Teammate Sergio Perez has not run the Hard tyre all weekend, which leaves him in the dark and open to a potential threat from Verstappen if he does not build up a gap from a charging Alonso behind.
The Aston Martin driver expects the tyre management to be one of the "small details" that will define the race tomorrow, alongside the critical timing needed to take advantage of a Safety Car period.
"I expect a very tight race and that will be defined by small details," he told media, including RacingNews365.com.
"One will be the start, one will be the tyre management, the other one will be the strategy.
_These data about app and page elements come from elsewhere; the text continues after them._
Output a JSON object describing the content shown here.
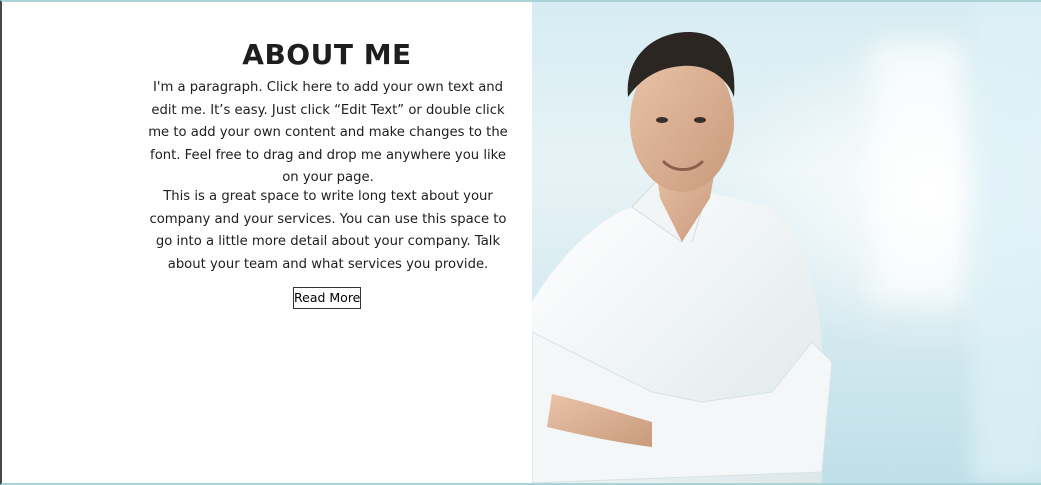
{
  "about": {
    "title": "ABOUT ME",
    "paragraph_1": "I'm a paragraph. Click here to add your own text and edit me. It’s easy. Just click “Edit Text” or double click me to add your own content and make changes to the font. Feel free to drag and drop me anywhere you like on your page.",
    "paragraph_2": "This is a great space to write long text about your company and your services. You can use this space to go into a little more detail about your company. Talk about your team and what services you provide.",
    "read_more_label": "Read More"
  },
  "colors": {
    "frame_top": "#a9d3d6",
    "frame_left": "#4a4a4a",
    "text": "#1e1e1e",
    "photo_background": "#d6ecf2",
    "shirt": "#f7f9fa"
  },
  "icons": {
    "portrait": "person-portrait"
  }
}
And probably the final one will be the luck, because we saw even last year with Checo how luck and the Safety Car can play a big factor here."
Verstappen has already won from a similar position last year at the Belgium Grand Prix, when he charged through from 14th having put a fresh power unit in his car.
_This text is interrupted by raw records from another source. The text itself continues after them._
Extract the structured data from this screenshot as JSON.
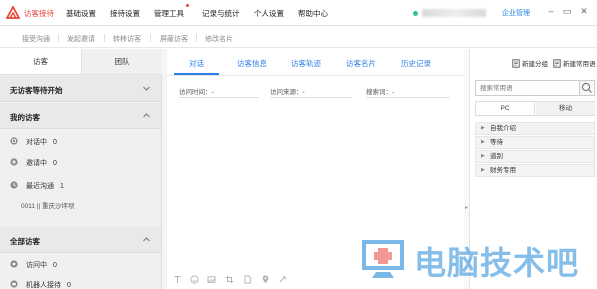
{
  "menu": {
    "items": [
      "访客接待",
      "基础设置",
      "接待设置",
      "管理工具",
      "记录与统计",
      "个人设置",
      "帮助中心"
    ],
    "active_index": 0,
    "company_link": "企业管理",
    "status_color": "#2fc58b",
    "accent_color": "#e8453c"
  },
  "subbar": {
    "items": [
      "接受沟通",
      "发起邀请",
      "转移访客",
      "屏蔽访客",
      "修改名片"
    ]
  },
  "left": {
    "tabs": [
      "访客",
      "团队"
    ],
    "waiting_title": "无访客等待开始",
    "my_visitors": {
      "title": "我的访客",
      "rows": [
        {
          "label": "对话中",
          "count": "0",
          "icon": "chat-icon"
        },
        {
          "label": "邀请中",
          "count": "0",
          "icon": "invite-icon"
        },
        {
          "label": "最近沟通",
          "count": "1",
          "icon": "history-icon"
        }
      ],
      "visitor_item": "0011 || 重庆沙坪坝"
    },
    "all_visitors": {
      "title": "全部访客",
      "rows": [
        {
          "label": "访问中",
          "count": "0",
          "icon": "visiting-icon"
        },
        {
          "label": "机器人接待",
          "count": "0",
          "icon": "robot-icon"
        }
      ]
    }
  },
  "center": {
    "tabs": [
      "对话",
      "访客信息",
      "访客轨迹",
      "访客名片",
      "历史记录"
    ],
    "active_tab": 0,
    "filters": {
      "time_label": "访问时间：-",
      "source_label": "访问来源：-",
      "keyword_label": "搜索词：-"
    },
    "toolbar_icons": [
      "text-icon",
      "emoji-icon",
      "image-icon",
      "screenshot-icon",
      "file-icon",
      "location-icon",
      "link-icon"
    ],
    "accent_color": "#2b7de9"
  },
  "right": {
    "tools": [
      "新建分组",
      "新建常用语"
    ],
    "search_placeholder": "搜索常用语",
    "tabs": [
      "PC",
      "移动"
    ],
    "categories": [
      "自我介绍",
      "等待",
      "道别",
      "财务专用"
    ]
  },
  "watermark": {
    "text": "电脑技术吧",
    "color": "#2189d6"
  }
}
Although he does not have that luxury this weekend, he has so far shown enough blistering pace to work his way through the field according to his fellow drivers.
Leclerc fears 'DRS train'
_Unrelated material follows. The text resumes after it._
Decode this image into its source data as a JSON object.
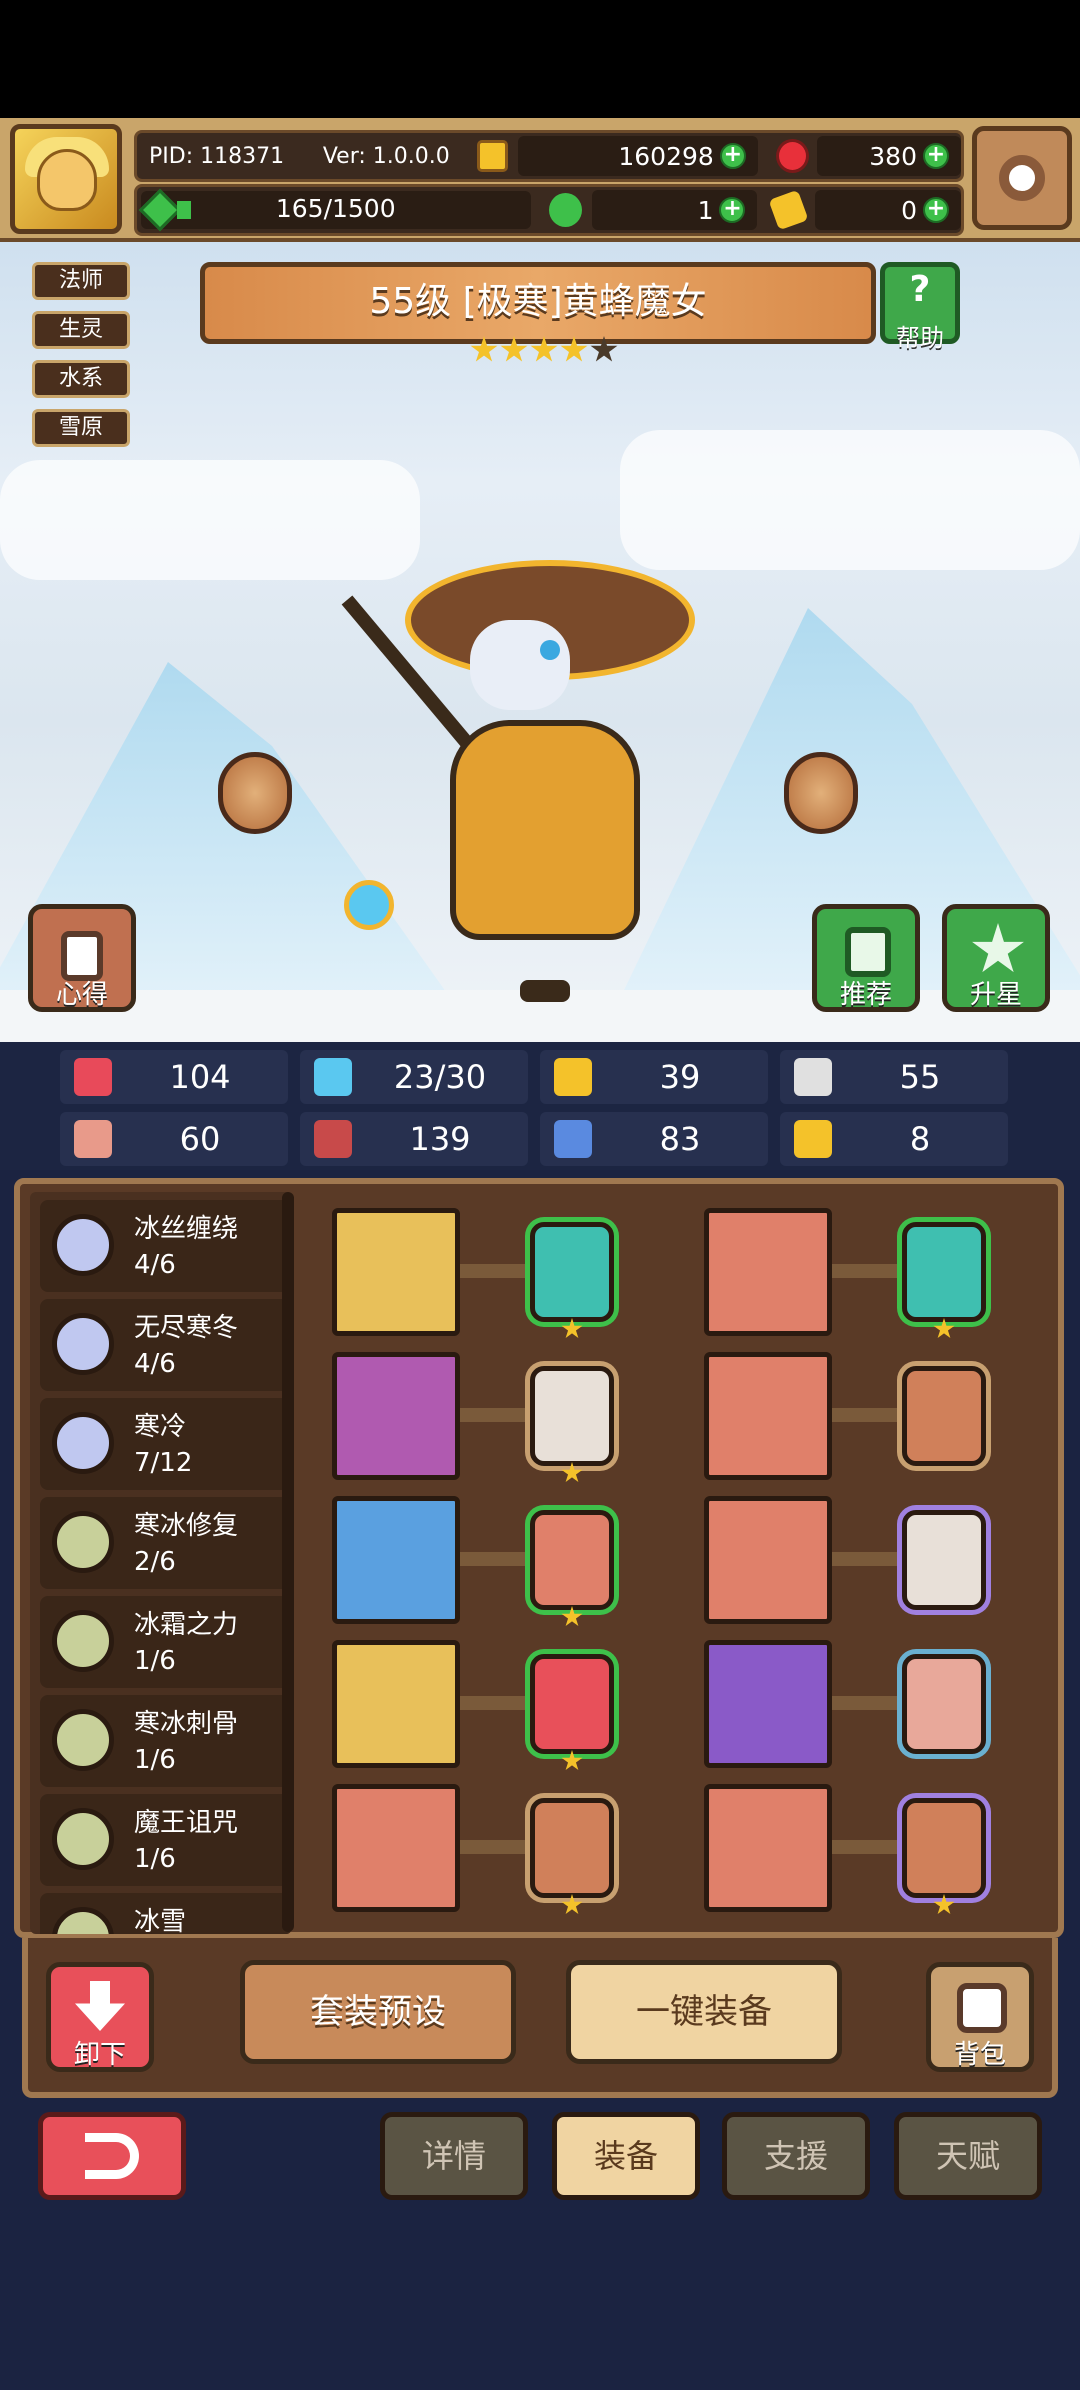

Ferrari are convinced the Medium tyre is the best way to go, having once again chosen to run it on both cars during FP3.
The team have been cryptic over their performance this weekend, electing to focus mainly on race pace rather than single-lap pace. Considering they left Bahrain having exhibited superior straight-line speed, this should be a strength at the high-speed Jeddah Corniche Circuit.
Leclerc expects Ferrari's pace to be stronger in the race after struggling with poor tyre degradation in Bahrain, but fears a "DRS train" could make things difficult.
"We ran the Medium this morning, we did few laps on them just to have a bit more information – but it's not like we sacrificed a lot of our quali pace for our race pace tomorrow," he explained.
"Our race pace looks better than Bahrain, so I think we'll be a bit better on that. But yeah, for me, we are still too far in qualifying compared to what I would like to be, especially compared to the Red Bull.
"I don't know how easy it is going to be to overtake on this track because the midfield seems to be all extremely close in terms of race pace. And if you have a DRS train, then it makes things very difficult."
Both Verstappen and Perez have been maxing out at roughly 311kph in the speed traps, whereas Leclerc and Carlos Sainz have struggled to get past 308kph.
Given that Leclerc starts just three places ahead of Verstappen, it appears this could make the difference to their progress through the field in the opening stages.